The cougars at the Great Bend Brit Spaugh Zoo, Tommie and Tanner, have more room to move about now that their yard has been expanded. Zoo Supervisor/Curator Ashley Burdick said the 1,700 square foot area is more than triple the 512 square feet they’ve had until now.
It took several weeks to finish the project but it was opened to the cougars on Thursday. It took a while for the cats to venture beyond their old boundaries.
“Tanner – who is partially blind – was actually more brave than Tommie,” Burdick said. Both cougars explored the bigger yard on Friday.
The concrete work was done by Mike Sharkey Construction in Otis, the same firm that did the concrete for the new alligator house. The Haz-Mat Response team helped put the ceiling panels on the exhibit with their telehandler. The rest of the work was done by zoo staff and Richard Bodine at the Great Bend Parks Department.

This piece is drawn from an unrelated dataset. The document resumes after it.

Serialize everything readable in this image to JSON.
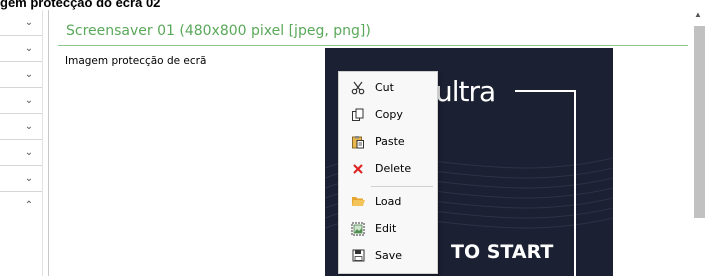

A video tour of the area is posted on the zoo’s Facebook page (https://www.facebook.com/greatbendzoo), where Burdick writes, “We still need to add landscaping, (additional) public barrier fencing and sidewalk when the weather is a bit nicer.”
There are plenty of large rocks, logs and wooden platforms for the animals to enjoy.
Donations and purchases at the zoo’s gift shop helped pay for the project.
This isn’t the first time the zoo has improved the exhibit. In 2020, a wooden platform 12 feet above the ground was added to allow the cougars to use more of the vertical space. Tommie especially enjoyed being able to spend time up on the catwalk.
Burdick said at the time that she hoped to eventually expand the entire exhibit.
In other news, new outdoor cages for the raptor rehabilitation program at the zoo were delivered Friday. Burdick said the old ones were probably 15-20 years old.
The Great Bend Zoological Society is raising funds for a flight cage, which is a much larger structure that can be used to fully test the flight ability of raptors recovering from injuries. The fundraising goal for this project is $40,000.
Unfortunately, most of the work done to rehabilitate injured birds is never seen by the public. Exposure to humans is limited as much as possible and the birds are not exhibited, per the mandates of the U.S. Fish and Wildlife to avoid human “imprinting” on the birds. A federal permit is required to transport and temporarily possess sick, injured, and orphaned migratory birds protected under the Migratory Bird Treaty Act (MBTA) for rehabilitation purposes.
Santa is coming to the zoo on Saturday, Dec. 17. He will be in the Education Building from 1-3 p.m. The Zoo Society will provide cookies, hot chocolate and candy canes.